I think Matt Cooper (h/t Andrew Sullivan) has a valid point here:
They (Obama's campaign) are now about arguing math instead of change. The tide is with them, still. But Clinton did a lot last night. Pennsylvania's demographics are like Ohio's and just as she had a popular governor in Ted Strickland helping her the past two weeks, she now has Ed Rendell, more bruised, but still well liked and a force of nature. If she wins there, she certainly has a moral claim on the nomination...
If I were Obama, I'd stop arguing it's over and say, "Okay, let's keep this discussion going." (It's gonna keep going anyway.) You're still the candidate of the past. You still supported NAFTA and voted for the war.

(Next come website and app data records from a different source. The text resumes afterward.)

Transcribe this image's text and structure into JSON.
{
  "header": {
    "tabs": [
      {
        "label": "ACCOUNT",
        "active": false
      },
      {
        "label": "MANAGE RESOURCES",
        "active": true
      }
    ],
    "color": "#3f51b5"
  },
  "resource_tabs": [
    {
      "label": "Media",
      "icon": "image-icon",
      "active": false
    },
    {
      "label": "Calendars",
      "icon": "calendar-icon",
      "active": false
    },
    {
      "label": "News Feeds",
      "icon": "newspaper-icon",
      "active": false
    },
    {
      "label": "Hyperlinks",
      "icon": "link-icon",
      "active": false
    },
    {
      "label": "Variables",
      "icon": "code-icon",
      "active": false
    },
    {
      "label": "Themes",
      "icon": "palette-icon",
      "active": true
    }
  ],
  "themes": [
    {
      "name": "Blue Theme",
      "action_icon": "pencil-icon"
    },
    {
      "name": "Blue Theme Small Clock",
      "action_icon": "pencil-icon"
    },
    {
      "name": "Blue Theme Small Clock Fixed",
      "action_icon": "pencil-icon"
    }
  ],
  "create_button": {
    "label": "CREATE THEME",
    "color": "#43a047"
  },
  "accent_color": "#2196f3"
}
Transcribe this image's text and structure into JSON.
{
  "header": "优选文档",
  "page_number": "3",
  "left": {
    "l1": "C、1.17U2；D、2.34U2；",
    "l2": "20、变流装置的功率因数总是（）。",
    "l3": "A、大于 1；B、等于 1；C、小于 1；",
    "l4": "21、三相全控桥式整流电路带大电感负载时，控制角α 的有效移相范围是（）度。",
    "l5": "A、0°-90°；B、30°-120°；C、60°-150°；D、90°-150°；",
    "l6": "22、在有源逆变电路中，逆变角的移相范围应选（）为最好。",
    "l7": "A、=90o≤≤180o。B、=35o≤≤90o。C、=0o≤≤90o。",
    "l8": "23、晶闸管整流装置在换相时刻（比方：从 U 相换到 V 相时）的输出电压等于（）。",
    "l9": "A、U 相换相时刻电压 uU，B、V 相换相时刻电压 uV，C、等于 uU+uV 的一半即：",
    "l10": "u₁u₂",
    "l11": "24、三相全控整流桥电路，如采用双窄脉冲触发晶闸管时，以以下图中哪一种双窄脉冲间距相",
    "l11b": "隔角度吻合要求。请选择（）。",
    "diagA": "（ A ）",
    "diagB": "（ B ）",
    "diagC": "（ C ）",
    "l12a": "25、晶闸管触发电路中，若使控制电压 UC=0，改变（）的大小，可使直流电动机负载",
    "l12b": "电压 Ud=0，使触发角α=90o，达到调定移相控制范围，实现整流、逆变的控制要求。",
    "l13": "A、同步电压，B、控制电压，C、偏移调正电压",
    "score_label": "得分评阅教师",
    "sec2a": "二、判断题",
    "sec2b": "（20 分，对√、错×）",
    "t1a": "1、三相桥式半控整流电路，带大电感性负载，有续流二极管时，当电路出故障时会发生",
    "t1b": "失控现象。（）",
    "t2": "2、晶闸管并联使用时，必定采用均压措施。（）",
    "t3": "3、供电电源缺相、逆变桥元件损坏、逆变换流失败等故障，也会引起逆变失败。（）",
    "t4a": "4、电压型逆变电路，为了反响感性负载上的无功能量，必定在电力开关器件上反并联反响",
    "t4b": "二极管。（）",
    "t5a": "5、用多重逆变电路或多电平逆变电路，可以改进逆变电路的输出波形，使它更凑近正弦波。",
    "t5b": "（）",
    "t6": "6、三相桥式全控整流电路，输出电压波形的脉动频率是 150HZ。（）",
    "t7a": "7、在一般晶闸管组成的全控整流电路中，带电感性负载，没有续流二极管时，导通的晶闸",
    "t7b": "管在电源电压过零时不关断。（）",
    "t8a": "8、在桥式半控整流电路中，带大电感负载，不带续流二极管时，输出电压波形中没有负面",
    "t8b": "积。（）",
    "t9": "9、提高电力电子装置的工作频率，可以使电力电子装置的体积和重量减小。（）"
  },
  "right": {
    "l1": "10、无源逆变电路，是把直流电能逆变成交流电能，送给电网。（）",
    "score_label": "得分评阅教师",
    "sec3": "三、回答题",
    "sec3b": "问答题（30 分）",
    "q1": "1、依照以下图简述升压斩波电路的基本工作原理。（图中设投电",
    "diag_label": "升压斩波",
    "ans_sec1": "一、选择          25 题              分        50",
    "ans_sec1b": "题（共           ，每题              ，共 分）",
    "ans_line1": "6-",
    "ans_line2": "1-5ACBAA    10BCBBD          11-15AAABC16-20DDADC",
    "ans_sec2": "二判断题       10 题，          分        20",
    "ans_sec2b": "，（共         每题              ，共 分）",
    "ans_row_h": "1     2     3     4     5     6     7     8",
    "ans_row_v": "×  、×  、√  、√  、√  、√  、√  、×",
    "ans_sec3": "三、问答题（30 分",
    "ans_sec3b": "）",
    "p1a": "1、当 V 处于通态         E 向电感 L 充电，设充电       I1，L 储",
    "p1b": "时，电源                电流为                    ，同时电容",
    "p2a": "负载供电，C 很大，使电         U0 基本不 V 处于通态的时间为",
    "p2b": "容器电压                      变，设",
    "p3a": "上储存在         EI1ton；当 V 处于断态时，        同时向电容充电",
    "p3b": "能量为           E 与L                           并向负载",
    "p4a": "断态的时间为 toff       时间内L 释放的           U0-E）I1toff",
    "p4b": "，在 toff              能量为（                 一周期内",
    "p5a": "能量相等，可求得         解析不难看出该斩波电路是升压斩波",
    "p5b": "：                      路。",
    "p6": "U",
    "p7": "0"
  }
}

I don't agree with Cooper that Obama should deliberately seek out some opportunity over seas to be seen as "tough". Hillary's vote for the war and dependence on "experience" is enough of a target. But I do agree that while the math does favor Obama, falling back on it as a response to last night's losses is a losing strategy. And Pennsylvania both poses similar problems for Obama as Ohio and is a large enough state, late enough in the process that, whatever his delegate-math advantage, losing there will hurt him a lot. This is especially true because while Clinton cannot catch up to Obama's pledged delegate total during the primary season, neither can Obama win the election outright during the primary season. Last night guaranteed that Hillary will keep going all the way to the convention, and once there, all bets are off.